Florida has quite the cadre of current, prominent, proactive creationists; more than I had originally thought! Turns out that I could have expanded Going Ape by a few pages.
I chapter 7 I wrote about Kent “Dr. Dino” Hovind and his now defunct Dinosaur Adventure Land. His son, Eric, opened The Creation Store in Pensacola after his dad went to jail for tax fraud. There’s the Creation Studies Institute with its accompanying Creation Discovery Museum founded by Tom DeRosa in Ft. Lauderdale. You can take “creation education vacations” hosted by Gary Parker and his Arcadia-based Creation Adventures Museum. And there’s Creation Worldview Ministries in Orlando headed by Grady McMurtry. There are several others featured in my book but these are some of the highlights.
I still like to research Florida’s ties to creationism in it many forms, which is fortunate, because I never fail to turn up something new. For instance, I’d like to introduce you to Bill Clifton and his Science Partners business. He offers quite a few science classes for homeschoolers and private schools, he offers several workshops and field trips, and he’s available for speaking engagements. The credentials listed on his website are actually impressive with a few apparently legitimate degrees and several certifications. I’m envious.

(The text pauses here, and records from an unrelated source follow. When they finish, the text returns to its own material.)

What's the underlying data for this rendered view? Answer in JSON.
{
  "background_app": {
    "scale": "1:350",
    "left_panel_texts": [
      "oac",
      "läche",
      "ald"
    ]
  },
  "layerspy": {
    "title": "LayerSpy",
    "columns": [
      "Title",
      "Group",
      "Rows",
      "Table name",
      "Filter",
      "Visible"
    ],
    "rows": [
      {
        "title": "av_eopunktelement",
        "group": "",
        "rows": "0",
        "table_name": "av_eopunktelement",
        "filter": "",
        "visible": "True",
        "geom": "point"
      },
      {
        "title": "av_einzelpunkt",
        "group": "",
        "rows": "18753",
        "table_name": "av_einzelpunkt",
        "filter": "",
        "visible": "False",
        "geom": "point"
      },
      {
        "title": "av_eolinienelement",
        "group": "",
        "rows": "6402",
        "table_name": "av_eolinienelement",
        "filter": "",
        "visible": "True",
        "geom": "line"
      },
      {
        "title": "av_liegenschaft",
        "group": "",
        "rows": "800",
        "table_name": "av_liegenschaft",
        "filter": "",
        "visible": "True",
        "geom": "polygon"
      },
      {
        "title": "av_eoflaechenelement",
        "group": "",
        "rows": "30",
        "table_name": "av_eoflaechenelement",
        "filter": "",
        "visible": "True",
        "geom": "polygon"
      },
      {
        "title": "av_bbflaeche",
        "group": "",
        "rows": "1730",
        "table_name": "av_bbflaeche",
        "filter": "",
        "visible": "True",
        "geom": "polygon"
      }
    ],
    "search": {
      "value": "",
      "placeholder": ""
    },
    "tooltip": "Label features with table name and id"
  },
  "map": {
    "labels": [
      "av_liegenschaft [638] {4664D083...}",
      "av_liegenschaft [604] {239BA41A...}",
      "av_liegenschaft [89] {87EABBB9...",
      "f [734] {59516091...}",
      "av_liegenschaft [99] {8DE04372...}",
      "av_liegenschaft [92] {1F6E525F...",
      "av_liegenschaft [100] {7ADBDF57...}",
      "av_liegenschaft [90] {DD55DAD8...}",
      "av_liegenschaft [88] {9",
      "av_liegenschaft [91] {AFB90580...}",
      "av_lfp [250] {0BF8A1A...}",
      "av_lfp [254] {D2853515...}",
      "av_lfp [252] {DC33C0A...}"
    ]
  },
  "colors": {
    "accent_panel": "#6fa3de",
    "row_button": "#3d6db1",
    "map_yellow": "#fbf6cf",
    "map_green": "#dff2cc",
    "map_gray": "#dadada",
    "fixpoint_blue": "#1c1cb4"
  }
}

He also states that “he was head of SeaWorld Orlando’s Education Department.” I did a quick check on that statement and while I don’t have official confirmation I found some documents that might back him up. Additionally, he does a significant amount of his current teaching at SeaWorld, leading study groups there such as the “Creationist Guide to SeaWorld” and the “High School Marine Science at SeaWorld” that “is taught from a creationist, Christian, Biblical worldview while making students aware of other worldviews. The objective is to teach students to see the Hand of the Creator in all of nature.”
He says he is “‘The Science Rebel’ because he challenges traditional scientific thought and explores our natural world from a creationist, biblical worldview.” So far, the only sample of his teaching style that I could find is in this video about ocean waves.
Perhaps his typical lesson is more scientifically based than this video. I hope so.
I’m interested in knowing more about Mr. Clifton but I’m not willing to shell out the money to attend any of his programs, despite the fact that some of his presentations are done right here in my home county, Volusia. His website notes that he’s been in several news articles. However, I haven’t found any yet, and I’m very good at finding material in the news archives. He’s mentioned on many different Christian and homeschooling websites but so far I’ve only found the same promotional hype that’s on his own website. If anyone happens across interesting information about him, let me know!
In posts I’ll tell you about some more new-to-me Florida creationists. My research never ends!